TASK REQUIREMENTS: Copy each line below holding "hızlı".

SUPPLIED MATERIAL:
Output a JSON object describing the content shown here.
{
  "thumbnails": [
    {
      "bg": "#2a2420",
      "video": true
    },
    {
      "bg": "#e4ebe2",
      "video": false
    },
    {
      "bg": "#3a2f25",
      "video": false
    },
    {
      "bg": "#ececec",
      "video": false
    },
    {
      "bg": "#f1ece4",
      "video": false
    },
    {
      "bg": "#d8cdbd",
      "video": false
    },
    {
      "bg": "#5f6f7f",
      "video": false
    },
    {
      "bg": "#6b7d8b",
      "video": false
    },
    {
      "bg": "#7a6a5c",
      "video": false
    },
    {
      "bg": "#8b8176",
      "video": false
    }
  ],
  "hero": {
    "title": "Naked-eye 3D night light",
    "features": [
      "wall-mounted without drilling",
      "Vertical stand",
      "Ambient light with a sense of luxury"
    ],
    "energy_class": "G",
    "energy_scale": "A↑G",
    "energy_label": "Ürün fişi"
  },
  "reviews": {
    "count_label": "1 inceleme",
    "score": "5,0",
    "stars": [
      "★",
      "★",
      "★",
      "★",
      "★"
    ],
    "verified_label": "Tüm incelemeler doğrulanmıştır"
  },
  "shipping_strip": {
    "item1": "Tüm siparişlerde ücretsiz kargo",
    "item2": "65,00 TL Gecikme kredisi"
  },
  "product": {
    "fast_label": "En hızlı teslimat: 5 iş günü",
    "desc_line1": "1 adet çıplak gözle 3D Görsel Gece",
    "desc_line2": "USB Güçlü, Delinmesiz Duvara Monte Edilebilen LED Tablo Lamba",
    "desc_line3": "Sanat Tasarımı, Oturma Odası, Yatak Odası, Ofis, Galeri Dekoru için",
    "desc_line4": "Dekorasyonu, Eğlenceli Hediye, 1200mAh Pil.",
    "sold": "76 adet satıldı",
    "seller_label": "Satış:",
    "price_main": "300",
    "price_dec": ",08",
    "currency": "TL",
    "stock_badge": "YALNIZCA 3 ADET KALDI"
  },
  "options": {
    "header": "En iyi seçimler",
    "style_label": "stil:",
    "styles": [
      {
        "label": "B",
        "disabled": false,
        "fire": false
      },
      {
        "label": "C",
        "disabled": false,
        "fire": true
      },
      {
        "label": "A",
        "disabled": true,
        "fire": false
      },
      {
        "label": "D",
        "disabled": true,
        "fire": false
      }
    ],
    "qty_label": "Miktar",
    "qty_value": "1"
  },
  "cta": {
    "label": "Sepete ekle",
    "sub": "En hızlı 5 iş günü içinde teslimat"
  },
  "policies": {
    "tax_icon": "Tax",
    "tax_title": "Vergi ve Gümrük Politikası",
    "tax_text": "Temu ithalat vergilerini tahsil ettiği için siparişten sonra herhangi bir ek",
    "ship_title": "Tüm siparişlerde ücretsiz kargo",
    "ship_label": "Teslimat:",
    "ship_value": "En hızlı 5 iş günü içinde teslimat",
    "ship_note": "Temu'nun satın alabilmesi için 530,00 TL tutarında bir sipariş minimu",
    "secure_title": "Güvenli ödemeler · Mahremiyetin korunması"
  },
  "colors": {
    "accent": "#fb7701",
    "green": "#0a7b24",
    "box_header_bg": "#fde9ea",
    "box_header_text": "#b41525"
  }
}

YOUR SOLUTION:
    "fast_label": "En hızlı teslimat: 5 iş günü",
    "sub": "En hızlı 5 iş günü içinde teslimat"
    "ship_value": "En hızlı 5 iş günü içinde teslimat",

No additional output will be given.